The return of Iraqi fighters from Syria to Iraq should also benefit the rebels. Iraqi Shiite militants have been heavily involved in the fighting around Damascus and Aleppo, and their departure has weakened the effective coalition of forces the regime has used to score victories. These effects would be compounded if Hezbollah or Iranian forces serving in Syria were sent to Iraq. Hezbollah leader Hassan Nasrallah has indicated that his organization will assist in Iraq if asked, though the group seems more likely to increase its commitment in Syria instead.Whatever the case, the departure of some allied forces will increase the burden on the regime’s regular and irregular native forces, which are stretched thin and suffering substantial casualties. Hezbollah is already said to be making up some of the deficit, but its existing forces in Syria continue to take casualties, and its commitment to Assad remains a political problem at home in Lebanon. Moreover, if the reported airstrikes against ISIS in eastern Syria become a persistent mission, the regime’s limited air assets will be diverted from attacking the opposition in more strategically important parts of the country, giving some relief to rebel forces and civilians.


The escalated fighting in Iraq will likely continue for some time. Now that the initial ISIS advance has slowed, neither the group nor the Iraqi government has the capacity to quickly or radically change the situation on the battlefield. The fighting is likely to be protracted and indecisive, with similar effects on the situation in Syria.

Over time, an ongoing battle of attrition in Iraq may work to the advantage of rebel forces in Syria. While ISIS is well organized and formidable in some respects, maintaining a two- or three-front war will require it to allocate resources against multiple threats, replace combat losses, integrate captured equipment, consolidate its hold on newly gained areas, and stave off Iraqi counteroffensives and opportunistic advances by its enemies in Syria. For an organization of its size, this adds up to a serious challenge.

In Syria, it is unclear to what extent the rebels can take advantage of the situation. Opportunities could arise to make gains against ISIS and the regime, but the rebels’ ability to exploit them is uncertain. Their weaknesses in command likely mean that any such response would be ad hoc and depend on existing or newly formed coalitions of rebel units. This would reduce the prospect for major success against their enemies. For the Assad regime, the Iraq situation is yet another major challenge. Damascus will need to find a way to compensate for the loss of allied Iraqi militants and perhaps intensify the fight against ISIS in areas where regime forces are weak. Furthermore, any success it has against ISIS would actually help the Syrian opposition. Again, events on the battlefield will clarify the true effects of the crisis. If ISIS becomes involved in a protracted war of attrition in Iraq, its position in Syria could weaken visibly. Rebel successes or failures against the Assad regime will indicate whether or not they have been able to take advantage of the situation. Likewise, further regime victories against the rebels and an increase in Hezbollah forces would indicate that Assad is overcoming the negative effects of the crisis. There will be plenty of conflicting claims about all of this, but the facts on the ground should become clear.

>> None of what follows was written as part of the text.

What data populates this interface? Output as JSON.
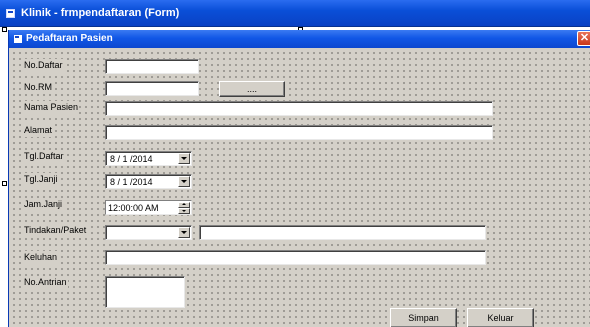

Finally, while the ISIS advance in Iraq has increased the complexity of the Syrian war, it also presents another opportunity for the United States and its allies to make gains against Assad. Military assistance to moderate Syrian rebel groups would help them take advantage of the situation, allowing them to act more effectively against ISIS, the enemy of all, and the regime, the enemy of most. Given that ISIS-seized American military equipment could soon affect the group’s capabilities in Syria, the rebels may need concrete U.S. assistance now more than ever.

Jeffrey White is a defense fellow with The Washington Institute and a former senior defense intelligence officer.